My husband left the industry years ago, so every now and then, I like to blow his mind with the amount of customer information I can pull up as I am sitting at my kitchen island. I can log on my Radian6 account and listen in on my customers’ social media conversations (in charts, graphs and word clouds). I can pull up my Pardot window and watch in real time who is on my website and what they are doing. I know who and how many followers I have on Twitter and Facebook and what content they are sharing. I can build surveys in an instant and throw them on my website in less time than it takes to run out for a coffee. I can run drip campaigns, assign scores to various marketing activities, flow them into my CRM, and send in sales when the score hits the “75% ready to buy” mark. If we know so much about our customers, why do so many products still fail?
In an era of big data, it is easy (and let’s face it, a lot of fun) to get lost in a sea of percentages, infographics and word clouds. 35% of faculty use this, 58% of students say that. We encourage teachers, administrators, and our colleagues to make data-driven decisions. The evidence of what we need to do is right there in the numbers! But every teacher knows something about their students that no software program can tell them. And it is the combination of that authentic knowledge and the surrounding data that leads to increased student achievement.
Our customers are the same way. The only way to understand “why?” a customer chooses to engage in this product or in that activity is to ask them. But their answer is just the start of the conversation. “Tell me more about THIS. What happens when you don’t use THIS? What are the consequences? Before you used THIS, how did you do this task? What did THIS do for you that made you switch? What else did you need to adjust to use THIS? Do you tell other colleagues about THIS? What do you say?” And my personal favorite “What do you want to say about your students/your class/your district a year from now that you can’t say today?” Now you know something authentic.
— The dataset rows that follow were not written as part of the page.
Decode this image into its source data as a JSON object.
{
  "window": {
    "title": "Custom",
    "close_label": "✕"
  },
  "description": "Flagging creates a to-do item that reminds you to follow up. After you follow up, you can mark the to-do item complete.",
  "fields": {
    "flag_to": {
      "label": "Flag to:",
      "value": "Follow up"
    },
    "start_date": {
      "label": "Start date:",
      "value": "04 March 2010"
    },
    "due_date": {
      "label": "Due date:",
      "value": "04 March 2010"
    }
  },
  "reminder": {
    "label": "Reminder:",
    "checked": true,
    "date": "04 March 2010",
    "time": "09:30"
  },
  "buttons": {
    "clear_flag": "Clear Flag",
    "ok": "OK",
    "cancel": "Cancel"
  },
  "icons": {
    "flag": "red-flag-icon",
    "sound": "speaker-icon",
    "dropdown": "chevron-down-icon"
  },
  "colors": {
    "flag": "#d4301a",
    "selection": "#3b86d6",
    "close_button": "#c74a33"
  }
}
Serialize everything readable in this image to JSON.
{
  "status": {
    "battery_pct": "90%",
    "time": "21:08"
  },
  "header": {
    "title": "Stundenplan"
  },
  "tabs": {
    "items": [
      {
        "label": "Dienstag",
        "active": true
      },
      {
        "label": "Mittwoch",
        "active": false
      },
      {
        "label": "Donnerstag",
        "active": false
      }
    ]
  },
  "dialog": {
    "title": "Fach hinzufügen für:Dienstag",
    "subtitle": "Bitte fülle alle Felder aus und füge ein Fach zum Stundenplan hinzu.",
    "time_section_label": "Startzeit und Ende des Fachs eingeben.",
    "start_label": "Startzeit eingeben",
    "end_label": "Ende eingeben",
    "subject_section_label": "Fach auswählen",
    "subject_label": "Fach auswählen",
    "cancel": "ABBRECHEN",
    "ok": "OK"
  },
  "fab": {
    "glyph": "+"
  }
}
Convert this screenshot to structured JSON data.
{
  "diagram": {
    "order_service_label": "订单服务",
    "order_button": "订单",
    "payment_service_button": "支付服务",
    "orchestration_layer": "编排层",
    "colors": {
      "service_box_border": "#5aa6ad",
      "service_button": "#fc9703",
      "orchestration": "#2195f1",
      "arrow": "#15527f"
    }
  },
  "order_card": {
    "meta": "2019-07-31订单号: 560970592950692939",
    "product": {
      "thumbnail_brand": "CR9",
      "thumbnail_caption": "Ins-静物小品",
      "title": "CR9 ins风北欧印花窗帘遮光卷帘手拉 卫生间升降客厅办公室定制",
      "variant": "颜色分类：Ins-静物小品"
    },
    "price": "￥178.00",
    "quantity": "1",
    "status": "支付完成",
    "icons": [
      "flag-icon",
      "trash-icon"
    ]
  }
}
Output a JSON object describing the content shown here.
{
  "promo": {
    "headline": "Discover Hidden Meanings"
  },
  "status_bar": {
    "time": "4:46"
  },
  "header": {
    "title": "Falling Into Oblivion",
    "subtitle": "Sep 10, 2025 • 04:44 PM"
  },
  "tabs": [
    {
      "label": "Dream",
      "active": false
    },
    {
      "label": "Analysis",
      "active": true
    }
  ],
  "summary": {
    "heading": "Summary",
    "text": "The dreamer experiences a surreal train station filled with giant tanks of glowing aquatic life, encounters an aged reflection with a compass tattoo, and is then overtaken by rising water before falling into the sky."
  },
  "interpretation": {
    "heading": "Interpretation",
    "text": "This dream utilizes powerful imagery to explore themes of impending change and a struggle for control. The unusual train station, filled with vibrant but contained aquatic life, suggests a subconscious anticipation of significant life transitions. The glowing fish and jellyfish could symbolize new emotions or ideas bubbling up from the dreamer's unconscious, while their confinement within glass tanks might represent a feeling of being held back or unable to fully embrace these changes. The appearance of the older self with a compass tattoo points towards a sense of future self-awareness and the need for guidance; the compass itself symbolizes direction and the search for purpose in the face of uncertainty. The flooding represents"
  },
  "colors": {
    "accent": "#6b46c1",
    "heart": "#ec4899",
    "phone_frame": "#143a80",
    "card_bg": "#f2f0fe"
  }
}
Now you have some real insight. Now the rest of the data you have has an authentic place to live. Without this complete picture, you are not giving yourself the best chance at success.